UNICEF had planned to build another 500 toilets in the southern Gaza town of Khan Younis, but had to abandon those efforts when Israel’s ground offensive recently advanced into the area.

“They literally put up any kind of privacy screen (plastic in the back of the tent) and just dig and bury when they need to do their business,” Kamara said. “We’re back to basic sanitation of digging a hole and covering it.”

In a video posted on Instagram last month, Bisan Owda, a journalist and documentary filmmaker from Gaza, recounted the daily struggle to find a latrine. As she passed tents on the street, carrying a large jug of water, she recounted her challenges.

“This is my daily routine,” he said, “walking for almost 20 to 25 minutes to reach the bathroom; actually struggling to get to the bathroom.”

Other women have lamented the desperate lack of sanitary pads in the territory, with at least one telling the New York Times that she had started taking birth control pills to stop her period altogether.

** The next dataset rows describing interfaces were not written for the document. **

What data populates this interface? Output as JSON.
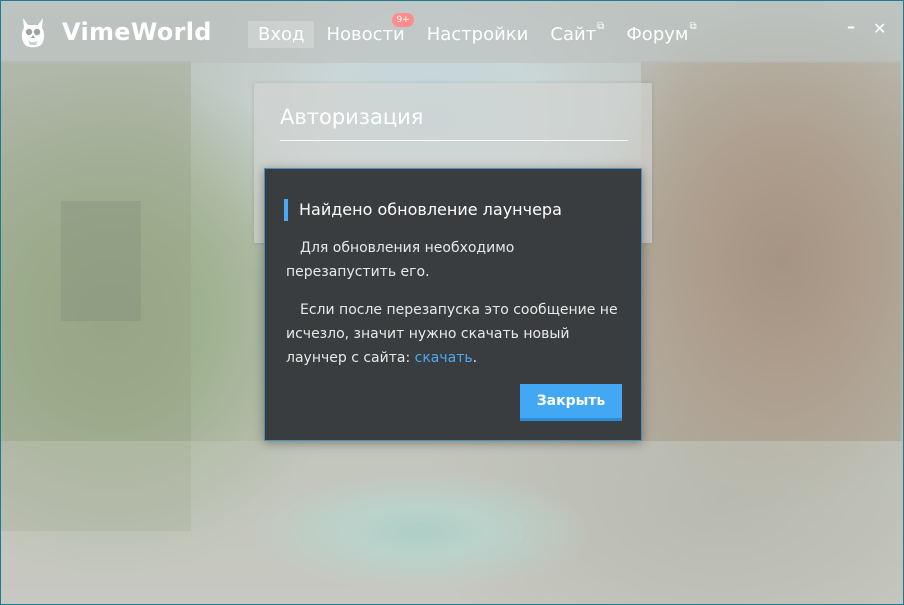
{
  "app": {
    "brand": "VimeWorld",
    "logo_icon": "owl-icon"
  },
  "nav": {
    "items": [
      {
        "label": "Вход",
        "active": true
      },
      {
        "label": "Новости",
        "badge": "9+"
      },
      {
        "label": "Настройки"
      },
      {
        "label": "Сайт",
        "icon": "external-link-icon"
      },
      {
        "label": "Форум",
        "icon": "external-link-icon"
      }
    ]
  },
  "window_controls": {
    "minimize": "–",
    "close": "✕"
  },
  "auth": {
    "title": "Авторизация"
  },
  "dialog": {
    "title": "Найдено обновление лаунчера",
    "paragraph1": "Для обновления необходимо перезапустить его.",
    "paragraph2_prefix": "Если после перезапуска это сообщение не исчезло, значит нужно скачать новый лаунчер с сайта: ",
    "paragraph2_link": "скачать",
    "paragraph2_suffix": ".",
    "close_button": "Закрыть"
  },
  "colors": {
    "accent": "#42a8f3",
    "dialog_bg": "#3a3d3f",
    "badge": "#ff8b8b"
  }
}
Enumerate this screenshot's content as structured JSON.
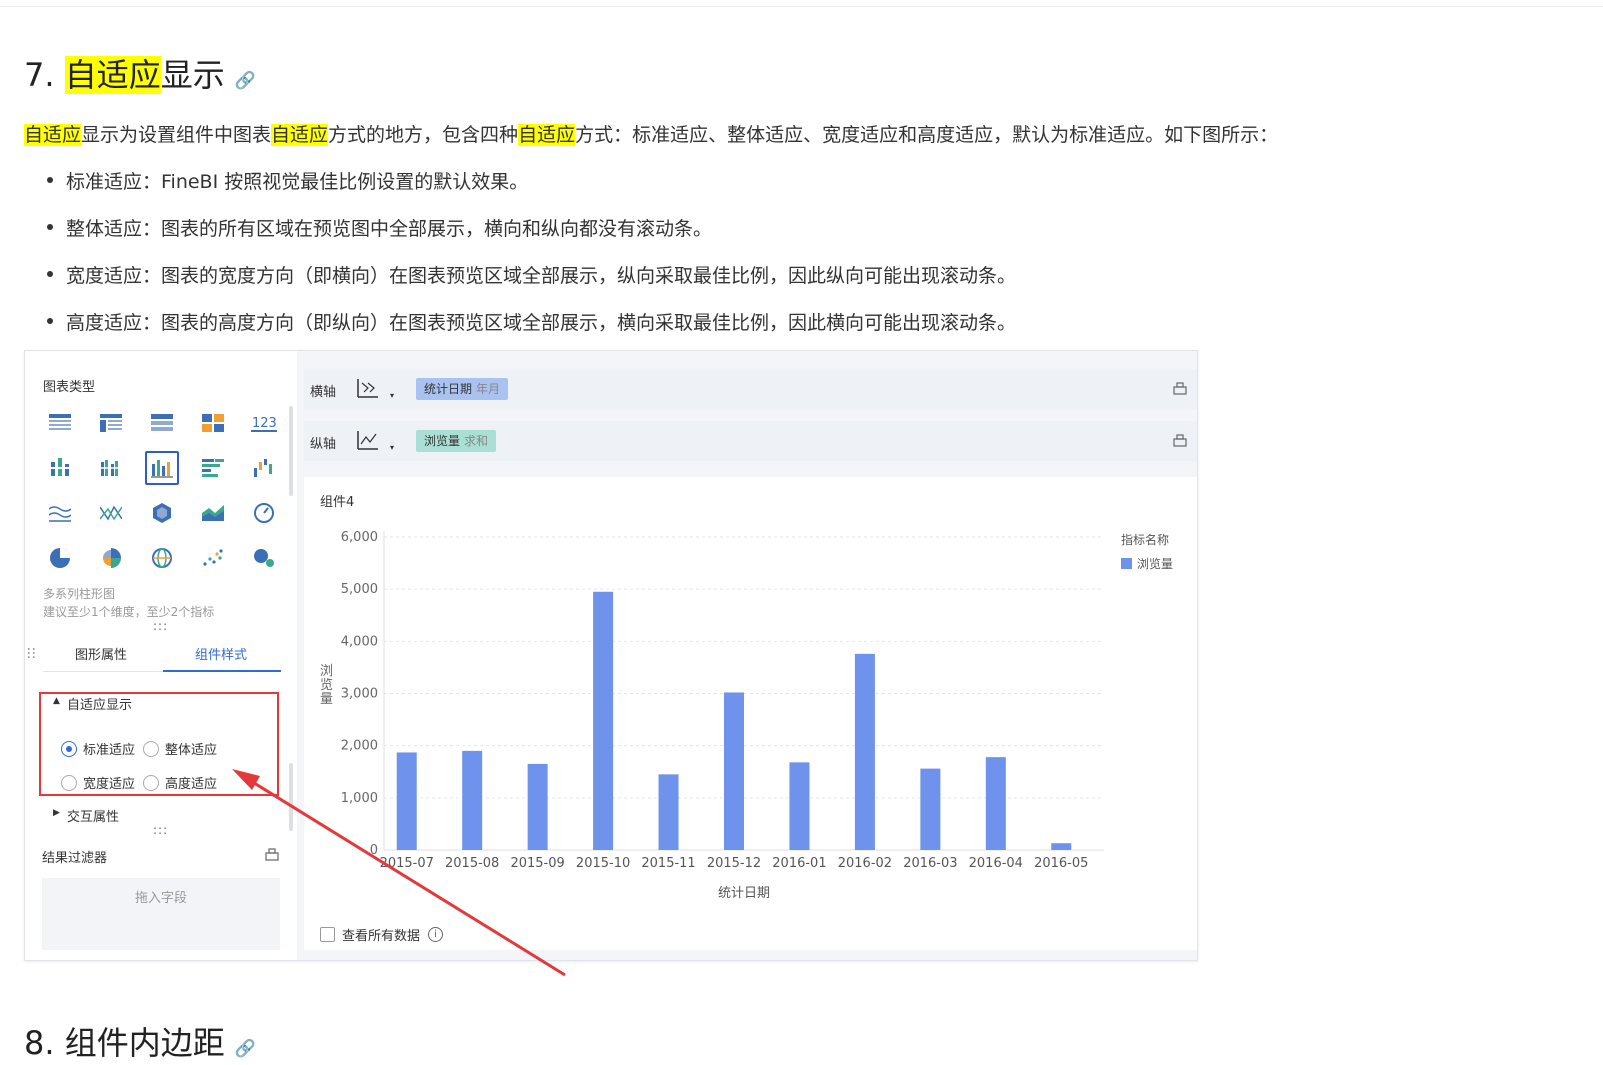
{
  "section7": {
    "number": "7. ",
    "highlight": "自适应",
    "rest": "显示",
    "link_icon": "link-icon"
  },
  "intro": {
    "p1": "自适应",
    "p2": "显示为设置组件中图表",
    "p3": "自适应",
    "p4": "方式的地方，包含四种",
    "p5": "自适应",
    "p6": "方式：标准适应、整体适应、宽度适应和高度适应，默认为标准适应。如下图所示："
  },
  "bullets": [
    "标准适应：FineBI 按照视觉最佳比例设置的默认效果。",
    "整体适应：图表的所有区域在预览图中全部展示，横向和纵向都没有滚动条。",
    "宽度适应：图表的宽度方向（即横向）在图表预览区域全部展示，纵向采取最佳比例，因此纵向可能出现滚动条。",
    "高度适应：图表的高度方向（即纵向）在图表预览区域全部展示，横向采取最佳比例，因此横向可能出现滚动条。"
  ],
  "panel": {
    "chart_type_label": "图表类型",
    "chart_desc_1": "多系列柱形图",
    "chart_desc_2": "建议至少1个维度，至少2个指标",
    "grip": ":::",
    "tab_graph": "图形属性",
    "tab_style": "组件样式",
    "adaptive_section": "自适应显示",
    "expanded_arrow": "▲",
    "collapsed_arrow": "▶",
    "radio_standard": "标准适应",
    "radio_whole": "整体适应",
    "radio_width": "宽度适应",
    "radio_height": "高度适应",
    "selected_radio": "标准适应",
    "interaction_section": "交互属性",
    "result_filter": "结果过滤器",
    "drop_field": "拖入字段"
  },
  "axes": {
    "x_label": "横轴",
    "y_label": "纵轴",
    "x_pill": "统计日期",
    "x_pill_sub": "年月",
    "y_pill": "浏览量",
    "y_pill_sub": "求和",
    "caret": "▾"
  },
  "chart_area": {
    "component_name": "组件4",
    "view_all": "查看所有数据",
    "info": "i"
  },
  "chart_data": {
    "type": "bar",
    "categories": [
      "2015-07",
      "2015-08",
      "2015-09",
      "2015-10",
      "2015-11",
      "2015-12",
      "2016-01",
      "2016-02",
      "2016-03",
      "2016-04",
      "2016-05"
    ],
    "series": [
      {
        "name": "浏览量",
        "values": [
          1870,
          1900,
          1650,
          4950,
          1450,
          3020,
          1680,
          3760,
          1560,
          1780,
          130
        ]
      }
    ],
    "xlabel": "统计日期",
    "ylabel": "浏览量",
    "ylim": [
      0,
      6000
    ],
    "yticks": [
      "0",
      "1,000",
      "2,000",
      "3,000",
      "4,000",
      "5,000",
      "6,000"
    ],
    "yticks_values": [
      0,
      1000,
      2000,
      3000,
      4000,
      5000,
      6000
    ],
    "legend_title": "指标名称",
    "legend_placement": "top-right",
    "grid": true,
    "bar_color": "#6f92ec"
  },
  "section8": {
    "title": "8. 组件内边距"
  },
  "colors": {
    "highlight": "#ffff00",
    "accent": "#2f6bd8",
    "annotation": "#e5383b"
  }
}
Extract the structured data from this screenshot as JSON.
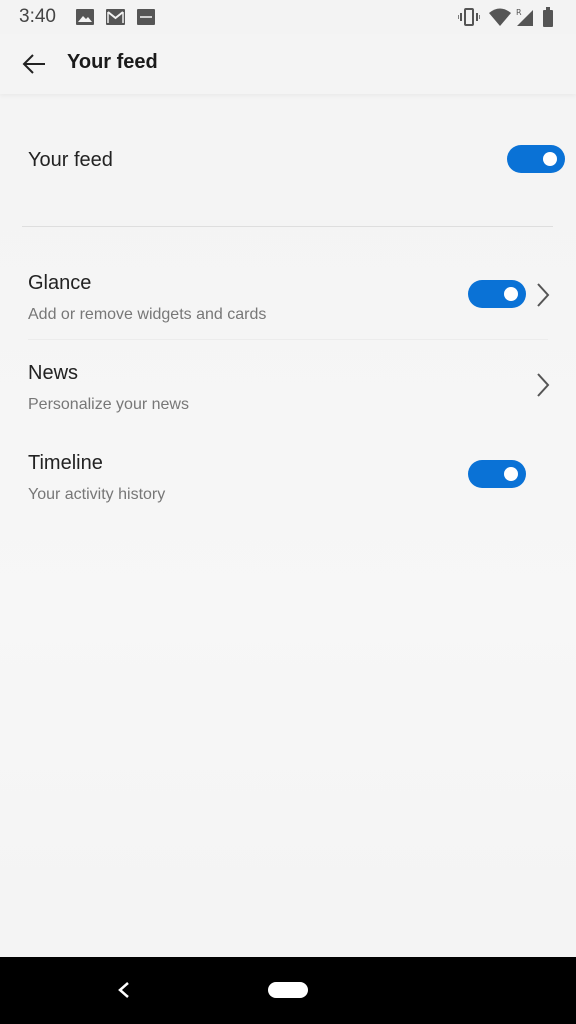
{
  "status_bar": {
    "time": "3:40",
    "left_icons": [
      "image-icon",
      "gmail-icon",
      "sonos-icon"
    ],
    "right_icons": [
      "vibrate-icon",
      "wifi-icon",
      "signal-icon",
      "battery-icon"
    ]
  },
  "app_bar": {
    "title": "Your feed",
    "back_icon": "arrow-left-icon"
  },
  "master": {
    "label": "Your feed",
    "enabled": true
  },
  "settings": [
    {
      "title": "Glance",
      "subtitle": "Add or remove widgets and cards",
      "toggle": true,
      "chevron": true
    },
    {
      "title": "News",
      "subtitle": "Personalize your news",
      "toggle": false,
      "chevron": true
    },
    {
      "title": "Timeline",
      "subtitle": "Your activity history",
      "toggle": true,
      "chevron": false
    }
  ],
  "colors": {
    "accent": "#0a72d6",
    "background": "#f5f5f5",
    "nav_bar": "#000000"
  }
}
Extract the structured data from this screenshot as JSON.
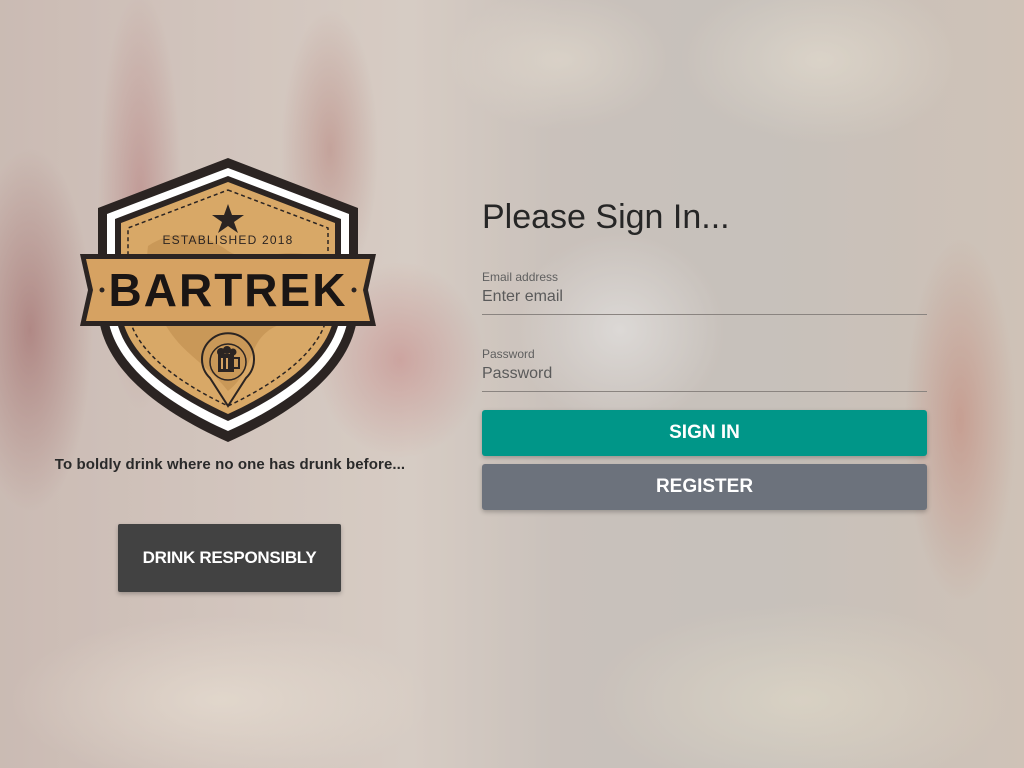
{
  "logo": {
    "established": "ESTABLISHED 2018",
    "name": "BARTREK"
  },
  "tagline": "To boldly drink where no one has drunk before...",
  "drink_button_label": "DRINK RESPONSIBLY",
  "form": {
    "title": "Please Sign In...",
    "email": {
      "label": "Email address",
      "placeholder": "Enter email"
    },
    "password": {
      "label": "Password",
      "placeholder": "Password"
    },
    "signin_label": "SIGN IN",
    "register_label": "REGISTER"
  },
  "colors": {
    "signin": "#009688",
    "register": "#6c727c",
    "drink_button": "#424242"
  },
  "icons": [
    "star-icon",
    "beer-location-icon"
  ]
}
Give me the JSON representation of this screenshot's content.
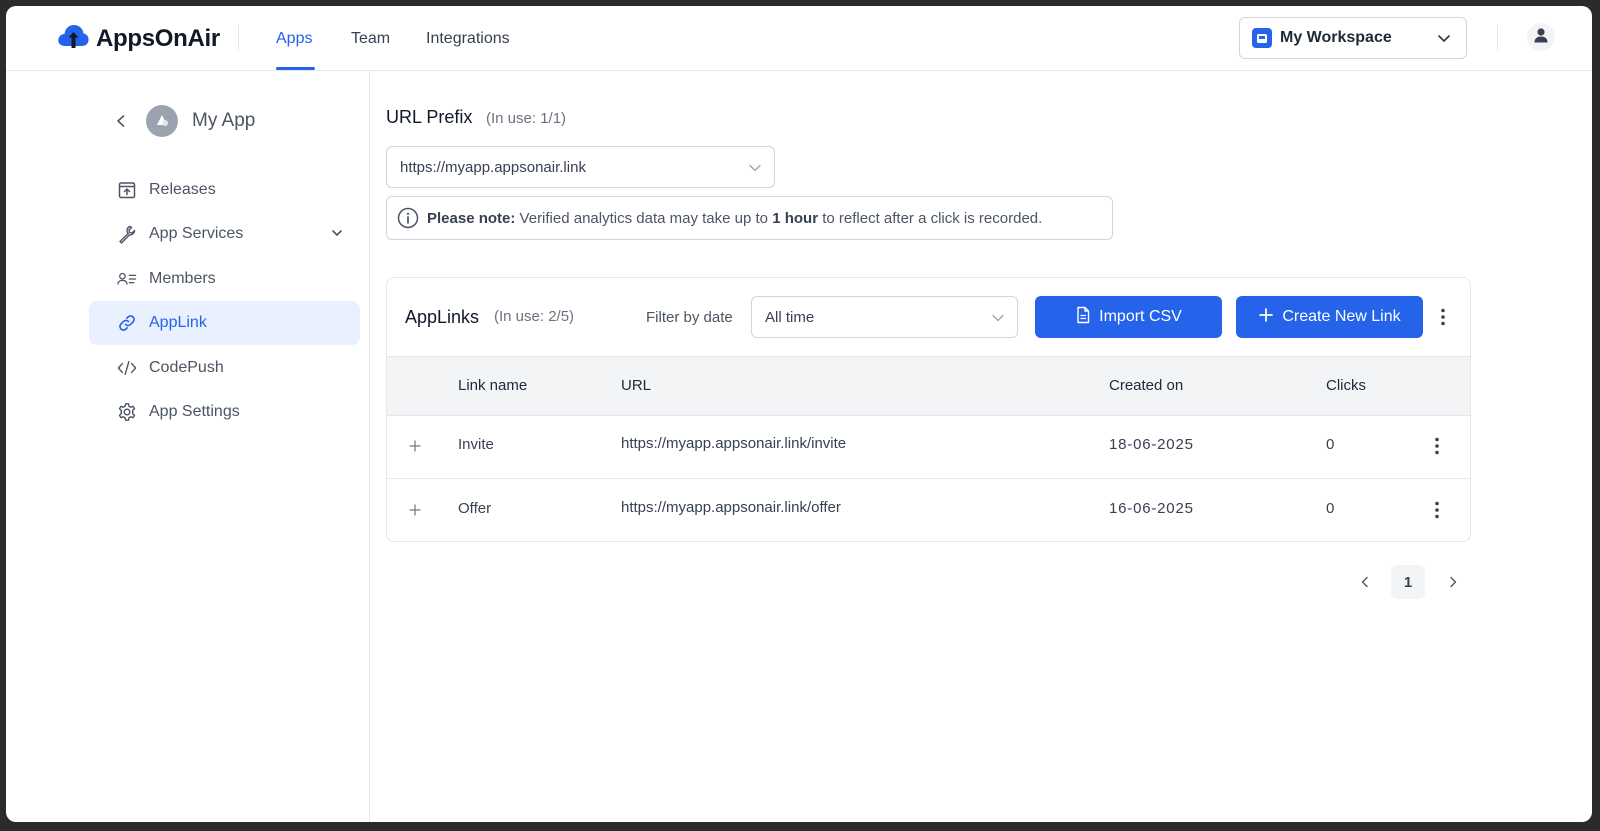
{
  "topbar": {
    "logo_text": "AppsOnAir",
    "tabs": [
      {
        "label": "Apps",
        "active": true
      },
      {
        "label": "Team",
        "active": false
      },
      {
        "label": "Integrations",
        "active": false
      }
    ],
    "workspace_label": "My Workspace"
  },
  "sidebar": {
    "app_name": "My App",
    "items": [
      {
        "label": "Releases",
        "icon": "upload-box-icon"
      },
      {
        "label": "App Services",
        "icon": "wrench-icon",
        "has_chevron": true
      },
      {
        "label": "Members",
        "icon": "members-icon"
      },
      {
        "label": "AppLink",
        "icon": "link-icon",
        "active": true
      },
      {
        "label": "CodePush",
        "icon": "code-icon"
      },
      {
        "label": "App Settings",
        "icon": "gear-icon"
      }
    ]
  },
  "main": {
    "prefix_title": "URL Prefix",
    "prefix_usage": "(In use: 1/1)",
    "prefix_value": "https://myapp.appsonair.link",
    "note": {
      "bold_label": "Please note:",
      "text_before": "Verified analytics data may take up to",
      "bold_duration": "1 hour",
      "text_after": "to reflect after a click is recorded."
    },
    "card": {
      "title": "AppLinks",
      "usage": "(In use: 2/5)",
      "filter_label": "Filter by date",
      "filter_value": "All time",
      "import_label": "Import CSV",
      "create_label": "Create New Link"
    },
    "table": {
      "columns": [
        "Link name",
        "URL",
        "Created on",
        "Clicks"
      ],
      "rows": [
        {
          "name": "Invite",
          "url": "https://myapp.appsonair.link/invite",
          "created": "18-06-2025",
          "clicks": "0"
        },
        {
          "name": "Offer",
          "url": "https://myapp.appsonair.link/offer",
          "created": "16-06-2025",
          "clicks": "0"
        }
      ]
    },
    "pagination": {
      "current_page": "1"
    }
  },
  "colors": {
    "accent": "#2563eb",
    "active_bg": "#e8f1fd"
  }
}
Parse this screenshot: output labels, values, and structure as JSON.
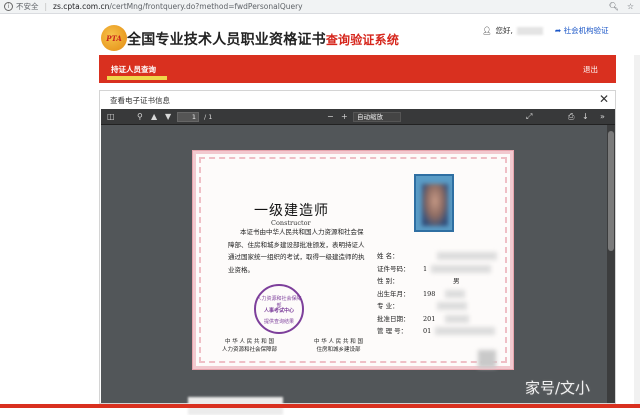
{
  "browser": {
    "security_label": "不安全",
    "url_host": "zs.cpta.com.cn",
    "url_path": "/certMng/frontquery.do?method=fwdPersonalQuery"
  },
  "site": {
    "logo_text": "PTA",
    "title_main": "全国专业技术人员职业资格证书",
    "title_suffix": "查询验证系统",
    "greeting": "您好,",
    "institution_link": "社会机构验证"
  },
  "nav": {
    "tab_label": "持证人员查询",
    "logout_label": "退出"
  },
  "modal": {
    "title": "查看电子证书信息"
  },
  "pdf_toolbar": {
    "page_current": "1",
    "page_total": "/ 1",
    "zoom_label": "自动缩放"
  },
  "certificate": {
    "title": "一级建造师",
    "subtitle": "Constructor",
    "body": "本证书由中华人民共和国人力资源和社会保障部、住房和城乡建设部批准颁发，表明持证人通过国家统一组织的考试，取得一级建造师的执业资格。",
    "seal_top": "人力资源和社会保障部",
    "seal_middle": "人事考试中心",
    "seal_bottom": "提供查询结果",
    "issuer_left_line1": "中 华 人 民 共 和 国",
    "issuer_left_line2": "人力资源和社会保障部",
    "issuer_right_line1": "中 华 人 民 共 和 国",
    "issuer_right_line2": "住房和城乡建设部",
    "fields": [
      {
        "label": "姓    名：",
        "value": ""
      },
      {
        "label": "证件号码：",
        "value": "1"
      },
      {
        "label": "性    别：",
        "value": "男"
      },
      {
        "label": "出生年月：",
        "value": "198"
      },
      {
        "label": "专    业：",
        "value": ""
      },
      {
        "label": "批准日期：",
        "value": "201"
      },
      {
        "label": "管 理 号：",
        "value": "01"
      }
    ]
  },
  "watermark": "家号/文小"
}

Sana Kabariti, 33, a pharmacist from the northern Gaza City, said she fled with her family to the central Gaza city of Nuseirat as Israeli bombs fell on her neighborhood in the early days of the war. She and about 40 members of her extended family, including 10 children, were locked in a small room and shared a bathroom, she said. But there was no water or toilet paper.

So, despite the dangers, they returned to their homes.

“As for the bathroom, there was no water,” he said. “And this is what led the families who were with us to return to Gaza City, and into danger, because they couldn’t bear the lack of water and toilet paper.”

Eventually, the bombing in Gaza City became so intense that she and her family had to flee again. They headed south, first to the city of Deir al Balah and finally to Rafah.

They are in a better situation than many in Rafah because they take refuge in a room in a house shared by many. But the bathroom is small and they have to walk every day to get water to wash and try to keep the bathroom clean. Showering is a luxury they can rarely afford.

They don’t use toilet paper. Even if they can find it in the markets, the price is exorbitant: Israel’s siege has raised the cost of the few goods still available in Gaza.

Instead, the family cuts pieces of cloth to use, Kabariti said.

“There are many people who are not willing to go to the bathroom more than once a day,” he said.

In her neighborhood, she said she met an older woman who refused to use the bathroom at the center where she was taking refuge because it was very dirty and unhygienic. Instead, the neighbors allowed him to use the bathroom.

But since he does not want to impose himself, he uses it only once a day, just after dawn, when he has said his morning prayers. Then he puts it away until the next morning.

“I don’t know how long a person’s body can continue like this after almost four months,” Ms. Kabariti said.

Abu Bakr Bashir contributed reports.

By Sam